Lines with the word "soul": copy all of them from the entries below.

**Exercise data**.
◆ ◆ ◆ ◆ ◆ ◆ ◆

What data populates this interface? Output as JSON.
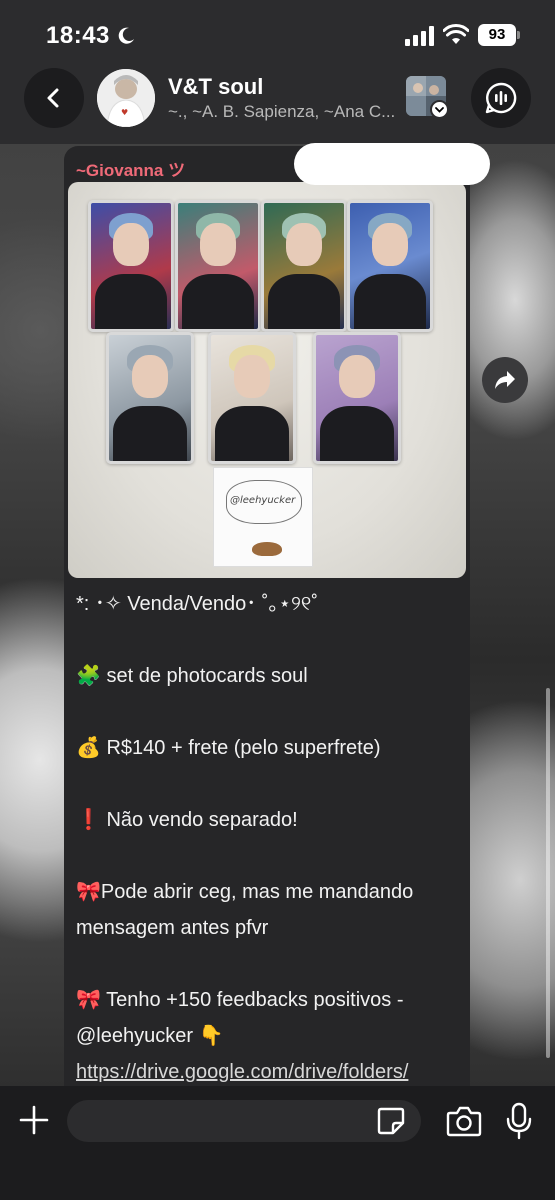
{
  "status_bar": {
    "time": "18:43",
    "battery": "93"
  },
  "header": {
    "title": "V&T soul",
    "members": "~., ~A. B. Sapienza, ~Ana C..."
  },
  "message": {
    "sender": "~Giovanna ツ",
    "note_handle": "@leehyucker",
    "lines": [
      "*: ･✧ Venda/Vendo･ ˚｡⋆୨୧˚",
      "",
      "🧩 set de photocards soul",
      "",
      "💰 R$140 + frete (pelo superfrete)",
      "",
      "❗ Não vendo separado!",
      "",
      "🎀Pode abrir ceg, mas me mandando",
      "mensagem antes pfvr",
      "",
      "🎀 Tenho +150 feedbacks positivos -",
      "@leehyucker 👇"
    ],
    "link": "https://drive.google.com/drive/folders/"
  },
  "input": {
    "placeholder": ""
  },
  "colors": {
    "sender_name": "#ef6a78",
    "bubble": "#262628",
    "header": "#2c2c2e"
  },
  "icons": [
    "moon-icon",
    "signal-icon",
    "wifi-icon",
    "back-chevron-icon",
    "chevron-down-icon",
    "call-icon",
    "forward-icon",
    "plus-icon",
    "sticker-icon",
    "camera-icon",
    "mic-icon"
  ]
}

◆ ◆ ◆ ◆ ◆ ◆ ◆

**Expected output**.
    "title": "V&T soul",
      "🧩 set de photocards soul",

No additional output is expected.